Magico’s M2 was announced a couple of months ago, but Montréal Audio Fest 2019 marked the first public demonstration of it anywhere, courtesy of Canadian dealer Audio by Mark Jones. The M2 is really a smaller, less-expensive descendant of Magico’s M6 loudspeaker, a statement-type design that’ll set you back at least $200,000 per pair in Canada. While still not cheap, the M2 is only $84,600 per pair in Canada, with the optional stands (in the US, the price is $56,000 per pair without the stands, $63,600 per pair with them). The M2 is a three-way design with a 1.1" diamond-coated beryllium-dome tweeter, a 6" graphene-layered carbon-fiber midrange driver, and two 7" graphene-layered carbon-fiber woofers. Sensitivity is said to be 88dB (1W/m), while the impedance is rated at 4 ohms. Probably the most impressive thing about the M2, and the M6, is the cabinet -- a monocoque carbon-fiber-based enclosure that’s curved to minimize internal standing waves and external diffraction, and supplemented by beautifully constructed aluminum portions on the front, rear, top, and bottom. Although there was some “room boom” due to the somewhat resonant Hotel Bonaventure walls, the M2s, driven by CH Precision electronics, and with a Vertere RG-1 turntable and Nordost cables throughout, sounded extraordinarily detailed yet unfatiguing overall.
The Magico M2 certainly wasn’t the only expensive, small floorstanding speaker in Montreal. Tetra Speakers, which hails from Canada’s capital, Ottawa, was showing its Phoenix 707 loudspeaker, priced at $78,000/pr. in Canada and the US. The Phoenix features a 10" woofer, a 4" dome midrange, and a ribbon tweeter that looked about 3" high. The curved cabinet is made entirely of MDF, with the entire speaker said to weigh 120 pounds. According to Adrian Butts, Tetra’s founder and chief designer, the crossover was designed “totally by ear,” and is a balanced configuration. He said that the Phoenix 707 has a sensitivity spec of 93dB, which not only seems awfully high but would also mean the EMM Labs MTRX2 mono amps driving them were barely working at all -- they’re capable of 500W each into 8 ohms, doubling in power output into 4 ohms. In any event, fellow SoundStager Jason Thorpe and I thought the sound was pretty good.
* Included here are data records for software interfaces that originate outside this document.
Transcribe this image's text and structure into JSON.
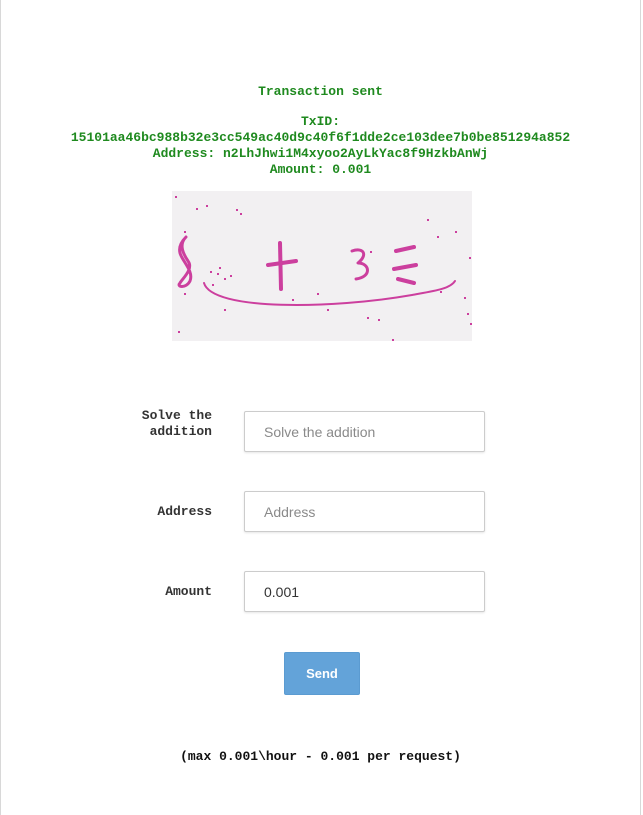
{
  "status": {
    "title": "Transaction sent",
    "txid_label": "TxID:",
    "txid": "15101aa46bc988b32e3cc549ac40d9c40f6f1dde2ce103dee7b0be851294a852",
    "address_line": "Address: n2LhJhwi1M4xyoo2AyLkYac8f9HzkbAnWj",
    "amount_line": "Amount: 0.001",
    "color": "#1f8a1f"
  },
  "captcha": {
    "text": "8 + 3 =",
    "ink_color": "#cc3f9e"
  },
  "form": {
    "solve": {
      "label": "Solve the addition",
      "placeholder": "Solve the addition",
      "value": ""
    },
    "address": {
      "label": "Address",
      "placeholder": "Address",
      "value": ""
    },
    "amount": {
      "label": "Amount",
      "placeholder": "",
      "value": "0.001"
    },
    "send_label": "Send"
  },
  "note": "(max 0.001\\hour - 0.001 per request)",
  "colors": {
    "button": "#63a3d9"
  }
}
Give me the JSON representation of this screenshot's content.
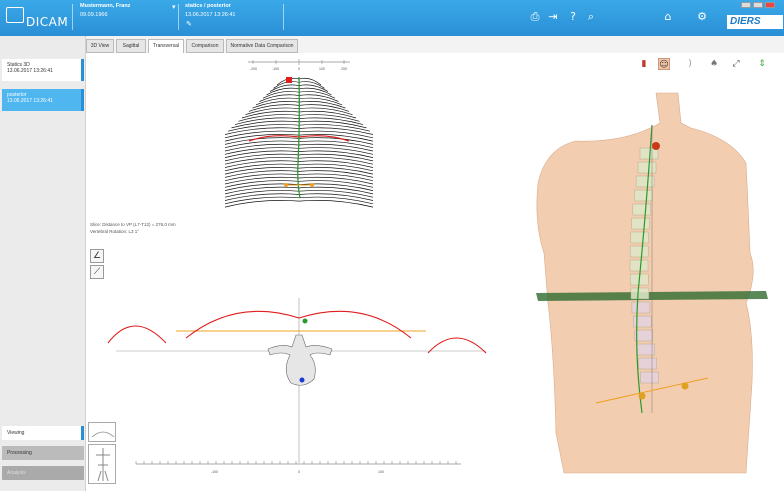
{
  "header": {
    "logo_text": "DICAM",
    "patient_name": "Mustermann, Franz",
    "patient_dob": "09.09.1966",
    "study_title": "statics / posterior",
    "study_date": "13.06.2017 13:26:41",
    "brand": "DIERS"
  },
  "studies": [
    {
      "label": "Statics 3D",
      "date": "13.06.2017 13:26:41"
    },
    {
      "label": "posterior",
      "date": "13.06.2017 13:26:41"
    }
  ],
  "nav": {
    "viewing": "Viewing",
    "processing": "Processing",
    "analysis": "Analysis"
  },
  "tabs": [
    "3D View",
    "Sagittal",
    "Transversal",
    "Comparison",
    "Normative Data Comparison"
  ],
  "active_tab": "Transversal",
  "info": {
    "slice_line": "Slice: Distance to VP (L7-T12) = 276.0 mm",
    "rotation_line": "Vertebral Rotation: L3 1°"
  },
  "scale": {
    "top_ticks": [
      "-200",
      "-100",
      "0",
      "100",
      "200"
    ],
    "bottom_ticks": [
      "-100",
      "0",
      "100"
    ]
  },
  "colors": {
    "header_blue": "#2a8fd6",
    "contour_red": "#e01c1c",
    "axis_orange": "#f0a020",
    "spine_green": "#2a9a2a",
    "skin": "#f3cdb0"
  },
  "icons": {
    "print": "printer-icon",
    "export": "export-icon",
    "help": "help-icon",
    "search": "search-icon",
    "home": "home-icon",
    "settings": "gear-icon"
  }
}
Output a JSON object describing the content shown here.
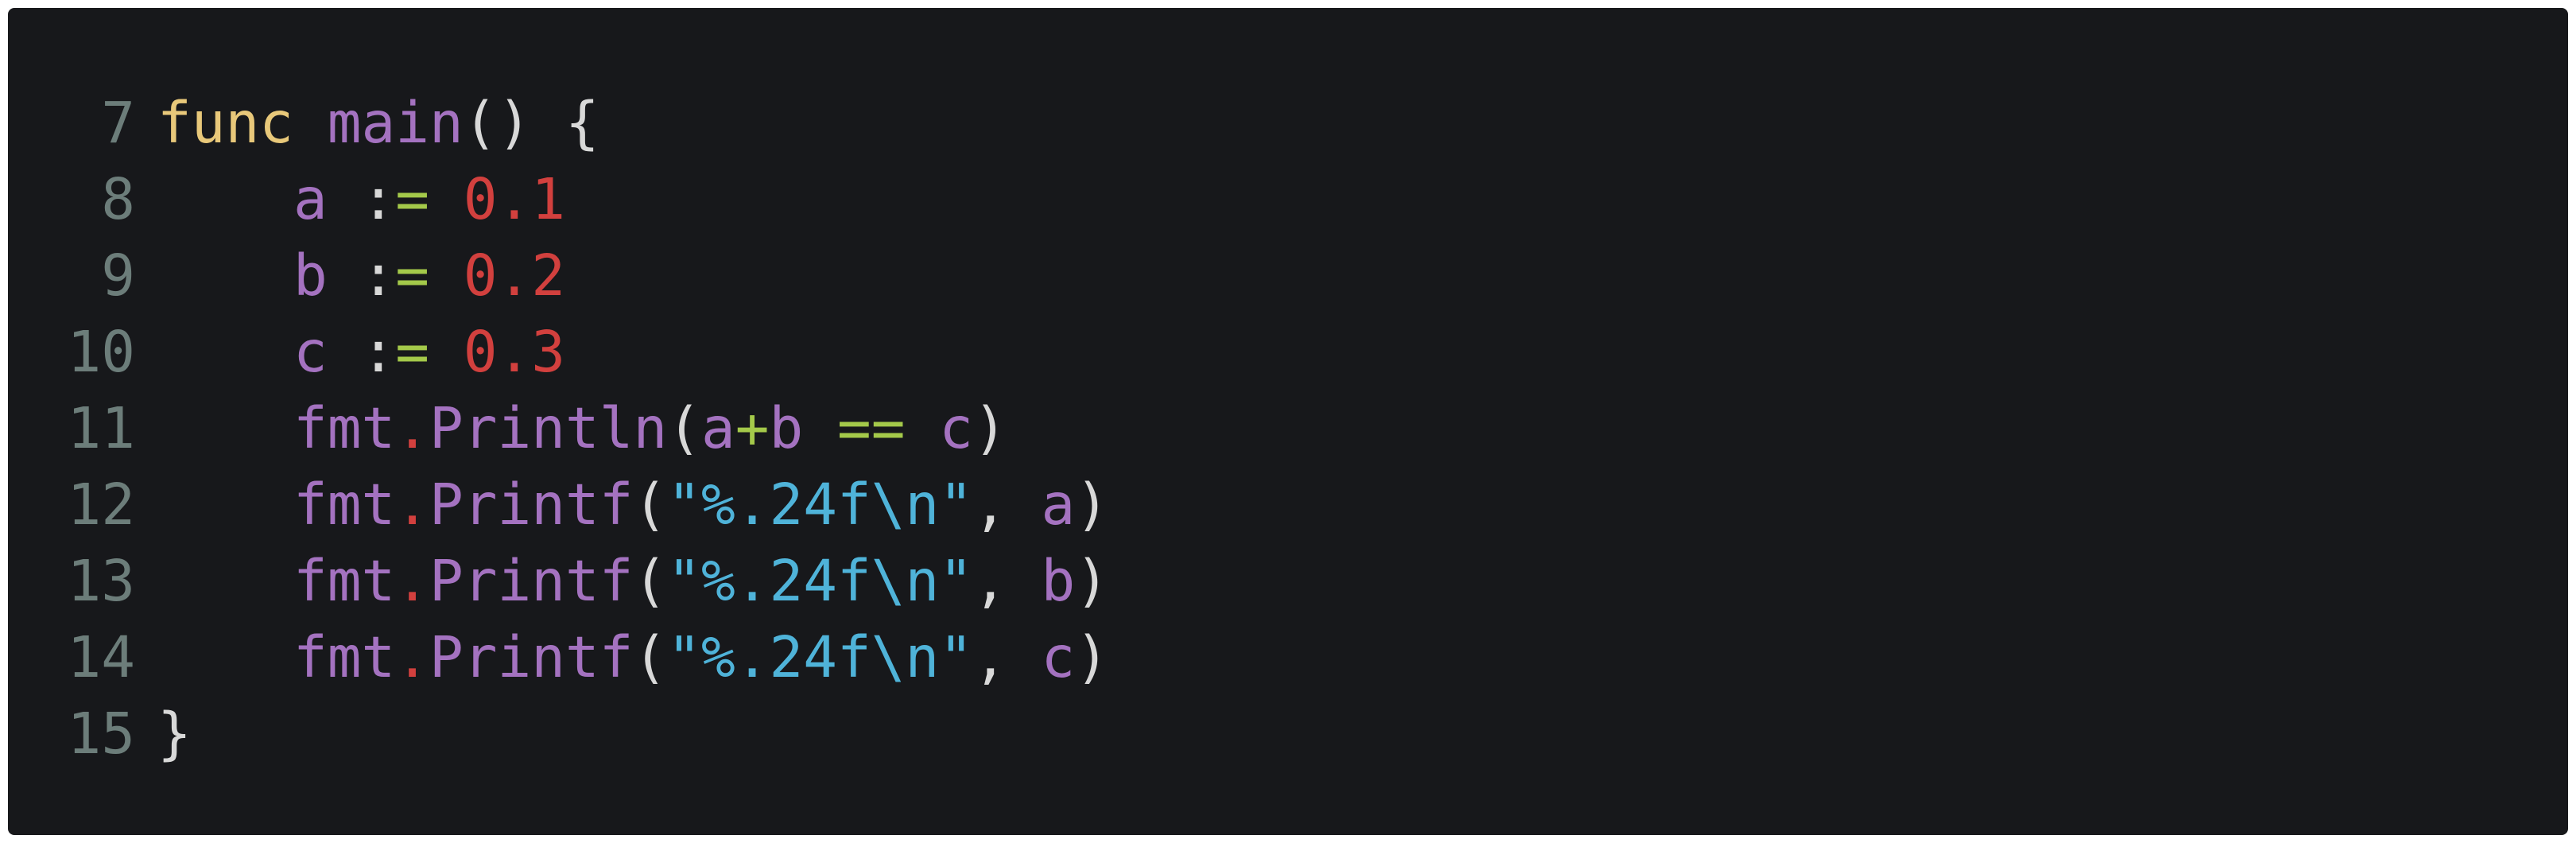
{
  "code_view": {
    "language": "go",
    "lines": [
      {
        "number": "7",
        "tokens": [
          {
            "text": "func",
            "kind": "kw"
          },
          {
            "text": " ",
            "kind": "pun"
          },
          {
            "text": "main",
            "kind": "fn"
          },
          {
            "text": "() {",
            "kind": "pun"
          }
        ]
      },
      {
        "number": "8",
        "tokens": [
          {
            "text": "    ",
            "kind": "pun"
          },
          {
            "text": "a",
            "kind": "id"
          },
          {
            "text": " :",
            "kind": "pun"
          },
          {
            "text": "=",
            "kind": "op"
          },
          {
            "text": " ",
            "kind": "pun"
          },
          {
            "text": "0.1",
            "kind": "num"
          }
        ]
      },
      {
        "number": "9",
        "tokens": [
          {
            "text": "    ",
            "kind": "pun"
          },
          {
            "text": "b",
            "kind": "id"
          },
          {
            "text": " :",
            "kind": "pun"
          },
          {
            "text": "=",
            "kind": "op"
          },
          {
            "text": " ",
            "kind": "pun"
          },
          {
            "text": "0.2",
            "kind": "num"
          }
        ]
      },
      {
        "number": "10",
        "tokens": [
          {
            "text": "    ",
            "kind": "pun"
          },
          {
            "text": "c",
            "kind": "id"
          },
          {
            "text": " :",
            "kind": "pun"
          },
          {
            "text": "=",
            "kind": "op"
          },
          {
            "text": " ",
            "kind": "pun"
          },
          {
            "text": "0.3",
            "kind": "num"
          }
        ]
      },
      {
        "number": "11",
        "tokens": [
          {
            "text": "    ",
            "kind": "pun"
          },
          {
            "text": "fmt",
            "kind": "id"
          },
          {
            "text": ".",
            "kind": "dot"
          },
          {
            "text": "Println",
            "kind": "fn"
          },
          {
            "text": "(",
            "kind": "pun"
          },
          {
            "text": "a",
            "kind": "id"
          },
          {
            "text": "+",
            "kind": "op"
          },
          {
            "text": "b",
            "kind": "id"
          },
          {
            "text": " ",
            "kind": "pun"
          },
          {
            "text": "==",
            "kind": "op"
          },
          {
            "text": " ",
            "kind": "pun"
          },
          {
            "text": "c",
            "kind": "id"
          },
          {
            "text": ")",
            "kind": "pun"
          }
        ]
      },
      {
        "number": "12",
        "tokens": [
          {
            "text": "    ",
            "kind": "pun"
          },
          {
            "text": "fmt",
            "kind": "id"
          },
          {
            "text": ".",
            "kind": "dot"
          },
          {
            "text": "Printf",
            "kind": "fn"
          },
          {
            "text": "(",
            "kind": "pun"
          },
          {
            "text": "\"%.24f\\n\"",
            "kind": "str"
          },
          {
            "text": ", ",
            "kind": "pun"
          },
          {
            "text": "a",
            "kind": "id"
          },
          {
            "text": ")",
            "kind": "pun"
          }
        ]
      },
      {
        "number": "13",
        "tokens": [
          {
            "text": "    ",
            "kind": "pun"
          },
          {
            "text": "fmt",
            "kind": "id"
          },
          {
            "text": ".",
            "kind": "dot"
          },
          {
            "text": "Printf",
            "kind": "fn"
          },
          {
            "text": "(",
            "kind": "pun"
          },
          {
            "text": "\"%.24f\\n\"",
            "kind": "str"
          },
          {
            "text": ", ",
            "kind": "pun"
          },
          {
            "text": "b",
            "kind": "id"
          },
          {
            "text": ")",
            "kind": "pun"
          }
        ]
      },
      {
        "number": "14",
        "tokens": [
          {
            "text": "    ",
            "kind": "pun"
          },
          {
            "text": "fmt",
            "kind": "id"
          },
          {
            "text": ".",
            "kind": "dot"
          },
          {
            "text": "Printf",
            "kind": "fn"
          },
          {
            "text": "(",
            "kind": "pun"
          },
          {
            "text": "\"%.24f\\n\"",
            "kind": "str"
          },
          {
            "text": ", ",
            "kind": "pun"
          },
          {
            "text": "c",
            "kind": "id"
          },
          {
            "text": ")",
            "kind": "pun"
          }
        ]
      },
      {
        "number": "15",
        "tokens": [
          {
            "text": "}",
            "kind": "pun"
          }
        ]
      }
    ]
  },
  "colors": {
    "background": "#17181b",
    "line_number": "#6c7d7a",
    "keyword": "#e8c87a",
    "identifier": "#a472c0",
    "number": "#d2403e",
    "operator": "#a4c94a",
    "string": "#4fb3d9",
    "punctuation": "#d8d8d8"
  }
}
In February, at the Florida Audio Expo, I highlighted new versions of legendary speakers -- the Falcon Acoustics LS3/5a, which faithfully re-creates the original BBC LS3/5a design, and the JBL L100 Classic, which updates the ’70s-era JBL L100 with modern engineering. In Montreal I saw the Klipschhorn AK6, priced at $25,999 per pair, which, like the L100 Classic, updates a classic design with contemporary engineering and aesthetic tweaks. But this model marks a big change from the original, which debuted in 1946. That initial design needed to be butted tight into corners to get the bass right -- the low notes are produced by an internal woofer, but channeled through a clever “folded” horn that is part and parcel with the cabinet. The new model has been designed so it doesn’t need to be tight against the wall. According to a press release on the new AK6, it features a fully enclosed low-frequency horn cabinet, offering more placement versatility in the listening room, as the enclosure itself functions as a corner, delivering powerful bass performance and improved imaging. A 1" titanium tweeter mounted in a 90° x 40° Tractrix horn extends the output of high frequencies beyond 20kHz. An updated passive network features premium-grade AudioQuest internal wiring. AK6 designer . . .
. . . Roy Delgado began with Klipsch in 1986 and worked with founder Paul Klipsch, who was born in 1904 and died in 2002. Roy was in Montreal, and he was happy to pull off the grilles to show us the woofer vents as well as the horn-loaded tweeter and midrange drivers. Using these horns allows sky-high sensitivity: 105dB (1W/m). Delgado also told me that the changes he was able to put into the AK6 are what Paul Klipsch wanted, but was unable to implement. If you ask me, Klipsch’s decision to update this legendary speaker with modern design techniques was brilliant.